Listen Up!

Photo by Alyssa Llamas

While waiting for my connecting flight, I was sitting next to this girl whose music was pretty loud. Actually, it was so loud that it took me a while to realize that she was using headphones. Two things came to mind. First, great taste. Broadway music…Love it! 20 days till Les Miserables! (and Christmas). Second, her ears! Girl, aren’t your ears in pain?!

Noise-induced hearing loss is exactly what it sounds like: hearing loss induced by noise. It can be caused by a one-time exposure to a very loud sound or from listening to loud sounds over an extended period. According to the CDC, about 12.5% of kids and teens (approximately 5.2 million) and 17% of adults (approximately 26 million) have suffered permanent damage to their hearing from excessive exposure to noise.

Although noise-induced hearing loss is permanent and cannot be medically or surgically corrected, it is preventable. To reduce your risk of noise-induced hearing loss, here’s what you can do:

  • Adopt behaviors to protect your hearing:
    • Avoid or limit exposure to excessively loud sounds
    • Turn down the volume of music systems
    • Move away from the source of loud sounds when possible
    • Wear ear plugs when you are involved in a loud activity
  • Identify sources of loud sounds (such as gas-powered lawnmowers, snowmobiles, power tools, gunfire, or music) that can contribute to hearing loss and try to reduce exposure
  • Seek hearing evaluation by a licensed audiologist or other qualified professional, especially if there is concern about potential hearing loss

You might be wondering:

1. What’s loud?

Here are some measurements from the NIDCD (National Institute on Deafness and Other Communication Disorders):

  • Normal conversation = 60 decibels
  • Motorcycle = 95 decibels
  • Personal stereo system (aka iPhone) at maximum level = 105 decibels
  • Rock concert = 110 decibels
  • Firecracker = 150 decibels

2. How loud is too loud?

  • 110 decibels: Regular exposure of more than 1 minute risks permanent hearing loss.
  • 100 decibels: No more than 15 minutes of unprotected exposure recommended.
  • 85 decibels: Prolonged exposure to any noise at or above 85 decibels can cause gradual hearing loss.

So protect your ears! You only have two of them!

And for your listening pleasure, the Les Miserable soundtrack!

By ALYSSA LLAMAS

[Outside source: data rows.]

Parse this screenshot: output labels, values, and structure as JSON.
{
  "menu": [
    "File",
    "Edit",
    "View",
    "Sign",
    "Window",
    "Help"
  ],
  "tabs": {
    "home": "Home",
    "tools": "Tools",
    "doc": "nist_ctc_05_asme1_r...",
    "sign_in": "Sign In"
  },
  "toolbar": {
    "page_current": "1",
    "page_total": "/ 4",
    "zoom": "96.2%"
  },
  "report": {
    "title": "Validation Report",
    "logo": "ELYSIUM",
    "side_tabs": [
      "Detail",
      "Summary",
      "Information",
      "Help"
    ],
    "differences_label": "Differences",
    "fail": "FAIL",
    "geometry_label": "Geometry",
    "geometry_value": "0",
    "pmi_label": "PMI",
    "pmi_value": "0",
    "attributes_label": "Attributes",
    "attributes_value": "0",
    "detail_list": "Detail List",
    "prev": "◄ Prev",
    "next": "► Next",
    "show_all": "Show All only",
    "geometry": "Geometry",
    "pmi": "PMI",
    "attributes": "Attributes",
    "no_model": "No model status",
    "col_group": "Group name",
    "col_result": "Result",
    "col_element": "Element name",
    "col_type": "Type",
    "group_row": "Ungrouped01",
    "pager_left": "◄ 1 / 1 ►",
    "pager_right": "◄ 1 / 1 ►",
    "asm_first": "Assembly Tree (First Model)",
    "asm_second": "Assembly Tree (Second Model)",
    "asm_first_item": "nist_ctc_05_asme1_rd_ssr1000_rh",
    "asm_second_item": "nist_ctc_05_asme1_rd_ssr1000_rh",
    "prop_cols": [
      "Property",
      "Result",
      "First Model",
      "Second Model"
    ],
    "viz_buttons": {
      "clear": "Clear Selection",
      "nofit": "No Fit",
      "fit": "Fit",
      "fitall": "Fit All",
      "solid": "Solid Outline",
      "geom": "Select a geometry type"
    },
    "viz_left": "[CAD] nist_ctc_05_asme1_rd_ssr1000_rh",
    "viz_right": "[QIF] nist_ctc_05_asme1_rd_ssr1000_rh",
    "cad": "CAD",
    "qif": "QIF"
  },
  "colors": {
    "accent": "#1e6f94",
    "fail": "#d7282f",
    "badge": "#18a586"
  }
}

Advertisements

Leave a Reply

Fill in your details below or click an icon to log in:

WordPress.com Logo

You are commenting using your WordPress.com account. Log Out / Change )

Twitter picture

You are commenting using your Twitter account. Log Out / Change )

Facebook photo

You are commenting using your Facebook account. Log Out / Change )

Google+ photo

You are commenting using your Google+ account. Log Out / Change )

Connecting to %s